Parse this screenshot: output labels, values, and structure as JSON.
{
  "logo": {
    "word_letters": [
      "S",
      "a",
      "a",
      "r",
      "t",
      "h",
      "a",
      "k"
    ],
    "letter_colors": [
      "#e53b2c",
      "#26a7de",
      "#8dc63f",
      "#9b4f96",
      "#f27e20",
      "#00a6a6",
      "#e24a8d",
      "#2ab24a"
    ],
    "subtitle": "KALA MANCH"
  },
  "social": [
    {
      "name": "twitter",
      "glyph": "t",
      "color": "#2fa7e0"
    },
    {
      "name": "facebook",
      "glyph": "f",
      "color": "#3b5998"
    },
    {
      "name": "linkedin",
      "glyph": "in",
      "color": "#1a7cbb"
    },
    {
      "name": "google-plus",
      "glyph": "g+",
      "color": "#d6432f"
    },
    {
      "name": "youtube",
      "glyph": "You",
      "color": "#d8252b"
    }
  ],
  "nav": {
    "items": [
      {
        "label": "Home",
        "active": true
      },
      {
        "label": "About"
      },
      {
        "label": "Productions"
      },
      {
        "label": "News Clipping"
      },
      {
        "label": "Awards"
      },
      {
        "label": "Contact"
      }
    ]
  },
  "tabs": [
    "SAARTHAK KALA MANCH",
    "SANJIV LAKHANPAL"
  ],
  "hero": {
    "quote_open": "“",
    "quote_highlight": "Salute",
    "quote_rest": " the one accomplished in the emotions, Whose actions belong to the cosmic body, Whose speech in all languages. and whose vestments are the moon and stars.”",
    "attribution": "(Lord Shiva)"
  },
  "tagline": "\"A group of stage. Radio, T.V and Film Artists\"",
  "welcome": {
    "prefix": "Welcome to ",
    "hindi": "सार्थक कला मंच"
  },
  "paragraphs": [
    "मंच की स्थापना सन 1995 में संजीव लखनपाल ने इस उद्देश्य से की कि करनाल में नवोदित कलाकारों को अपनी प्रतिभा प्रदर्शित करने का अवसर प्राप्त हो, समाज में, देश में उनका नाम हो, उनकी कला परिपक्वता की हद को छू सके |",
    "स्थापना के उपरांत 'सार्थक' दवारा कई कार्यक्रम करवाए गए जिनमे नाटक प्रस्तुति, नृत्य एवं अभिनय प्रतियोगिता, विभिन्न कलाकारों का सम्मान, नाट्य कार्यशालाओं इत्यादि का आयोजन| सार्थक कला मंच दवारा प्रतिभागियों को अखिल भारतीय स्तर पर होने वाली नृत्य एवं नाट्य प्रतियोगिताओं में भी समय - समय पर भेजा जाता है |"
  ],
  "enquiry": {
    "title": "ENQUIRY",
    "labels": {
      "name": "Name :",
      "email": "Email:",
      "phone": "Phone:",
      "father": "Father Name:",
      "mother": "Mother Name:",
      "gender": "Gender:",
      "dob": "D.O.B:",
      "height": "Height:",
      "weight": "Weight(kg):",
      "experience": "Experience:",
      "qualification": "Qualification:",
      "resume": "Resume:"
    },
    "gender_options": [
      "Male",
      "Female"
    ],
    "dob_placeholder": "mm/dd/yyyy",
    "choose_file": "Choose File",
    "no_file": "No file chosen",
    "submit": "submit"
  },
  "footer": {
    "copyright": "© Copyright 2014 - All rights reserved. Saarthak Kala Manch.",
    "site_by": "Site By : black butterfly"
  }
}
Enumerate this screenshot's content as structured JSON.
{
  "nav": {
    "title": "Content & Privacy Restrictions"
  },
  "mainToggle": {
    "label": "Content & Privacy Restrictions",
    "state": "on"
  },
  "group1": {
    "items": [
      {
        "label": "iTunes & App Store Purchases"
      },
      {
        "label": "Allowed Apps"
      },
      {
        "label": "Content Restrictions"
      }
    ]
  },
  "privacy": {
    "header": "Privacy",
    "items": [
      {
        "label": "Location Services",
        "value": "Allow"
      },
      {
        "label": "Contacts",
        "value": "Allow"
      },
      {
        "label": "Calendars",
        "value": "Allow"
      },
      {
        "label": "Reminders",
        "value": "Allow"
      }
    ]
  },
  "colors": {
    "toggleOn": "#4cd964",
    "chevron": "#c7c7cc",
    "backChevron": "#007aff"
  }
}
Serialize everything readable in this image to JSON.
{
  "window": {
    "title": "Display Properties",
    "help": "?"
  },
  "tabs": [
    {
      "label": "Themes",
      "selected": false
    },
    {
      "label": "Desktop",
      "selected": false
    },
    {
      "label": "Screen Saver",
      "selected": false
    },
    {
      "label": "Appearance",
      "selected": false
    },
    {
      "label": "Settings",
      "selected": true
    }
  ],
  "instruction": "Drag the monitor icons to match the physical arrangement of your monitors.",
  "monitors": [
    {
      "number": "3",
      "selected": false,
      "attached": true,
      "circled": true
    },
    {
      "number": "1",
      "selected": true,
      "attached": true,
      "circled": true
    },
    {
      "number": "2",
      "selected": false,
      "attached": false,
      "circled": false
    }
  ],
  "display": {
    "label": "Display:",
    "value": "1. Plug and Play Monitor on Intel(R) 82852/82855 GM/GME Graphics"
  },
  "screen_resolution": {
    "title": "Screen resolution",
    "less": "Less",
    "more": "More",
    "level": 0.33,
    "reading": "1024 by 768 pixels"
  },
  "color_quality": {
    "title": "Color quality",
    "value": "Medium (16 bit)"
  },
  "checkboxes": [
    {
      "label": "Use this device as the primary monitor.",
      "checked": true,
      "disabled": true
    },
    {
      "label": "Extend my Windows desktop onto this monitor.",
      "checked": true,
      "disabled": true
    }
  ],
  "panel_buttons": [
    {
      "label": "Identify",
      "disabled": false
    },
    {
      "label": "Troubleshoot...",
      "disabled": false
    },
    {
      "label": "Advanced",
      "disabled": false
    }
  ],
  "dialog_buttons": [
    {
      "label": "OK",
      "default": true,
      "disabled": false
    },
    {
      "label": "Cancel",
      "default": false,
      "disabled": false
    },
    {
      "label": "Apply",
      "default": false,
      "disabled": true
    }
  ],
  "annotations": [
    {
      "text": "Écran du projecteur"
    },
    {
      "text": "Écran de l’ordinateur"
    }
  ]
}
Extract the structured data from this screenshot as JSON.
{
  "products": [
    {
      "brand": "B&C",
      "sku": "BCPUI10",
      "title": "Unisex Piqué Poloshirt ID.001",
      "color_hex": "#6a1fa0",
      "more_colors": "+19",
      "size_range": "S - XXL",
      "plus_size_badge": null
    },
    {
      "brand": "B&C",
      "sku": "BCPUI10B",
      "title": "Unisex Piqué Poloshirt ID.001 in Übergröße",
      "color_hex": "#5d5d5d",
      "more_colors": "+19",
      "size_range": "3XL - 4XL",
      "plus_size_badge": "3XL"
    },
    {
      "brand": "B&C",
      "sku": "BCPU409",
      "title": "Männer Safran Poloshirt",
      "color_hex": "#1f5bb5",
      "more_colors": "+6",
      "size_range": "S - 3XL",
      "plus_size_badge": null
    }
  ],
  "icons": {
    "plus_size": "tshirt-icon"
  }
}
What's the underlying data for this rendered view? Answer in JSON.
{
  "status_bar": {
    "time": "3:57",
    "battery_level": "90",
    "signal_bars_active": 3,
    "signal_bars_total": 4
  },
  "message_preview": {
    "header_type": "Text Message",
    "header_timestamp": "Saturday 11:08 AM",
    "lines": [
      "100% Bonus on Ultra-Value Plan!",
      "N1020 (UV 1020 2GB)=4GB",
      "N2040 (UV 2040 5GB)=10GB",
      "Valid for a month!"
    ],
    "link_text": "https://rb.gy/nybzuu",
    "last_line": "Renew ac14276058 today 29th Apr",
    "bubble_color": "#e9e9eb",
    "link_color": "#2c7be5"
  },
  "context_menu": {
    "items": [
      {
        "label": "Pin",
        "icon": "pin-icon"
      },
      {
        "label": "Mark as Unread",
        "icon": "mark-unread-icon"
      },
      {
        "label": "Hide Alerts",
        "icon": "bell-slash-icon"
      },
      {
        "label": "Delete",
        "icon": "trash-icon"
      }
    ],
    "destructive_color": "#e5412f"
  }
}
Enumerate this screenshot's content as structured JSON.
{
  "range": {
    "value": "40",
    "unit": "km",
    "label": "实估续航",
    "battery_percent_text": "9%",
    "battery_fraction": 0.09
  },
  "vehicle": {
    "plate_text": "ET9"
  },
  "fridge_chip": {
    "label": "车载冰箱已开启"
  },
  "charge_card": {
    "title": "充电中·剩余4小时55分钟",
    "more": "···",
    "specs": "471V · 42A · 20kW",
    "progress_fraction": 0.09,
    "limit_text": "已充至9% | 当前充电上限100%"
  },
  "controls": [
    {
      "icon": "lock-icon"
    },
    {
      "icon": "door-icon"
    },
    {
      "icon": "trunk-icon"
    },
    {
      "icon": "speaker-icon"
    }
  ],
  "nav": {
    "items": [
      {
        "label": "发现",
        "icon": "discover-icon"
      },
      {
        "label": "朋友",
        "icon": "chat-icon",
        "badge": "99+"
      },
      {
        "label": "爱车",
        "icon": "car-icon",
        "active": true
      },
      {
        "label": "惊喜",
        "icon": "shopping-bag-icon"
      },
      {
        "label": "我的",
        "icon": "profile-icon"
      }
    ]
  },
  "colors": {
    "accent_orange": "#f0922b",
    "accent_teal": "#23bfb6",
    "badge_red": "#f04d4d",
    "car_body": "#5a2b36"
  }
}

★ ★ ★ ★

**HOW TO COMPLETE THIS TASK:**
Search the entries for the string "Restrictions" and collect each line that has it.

**YOUR RESPONSE:**
    "title": "Content & Privacy Restrictions"
    "label": "Content & Privacy Restrictions",
        "label": "Content Restrictions"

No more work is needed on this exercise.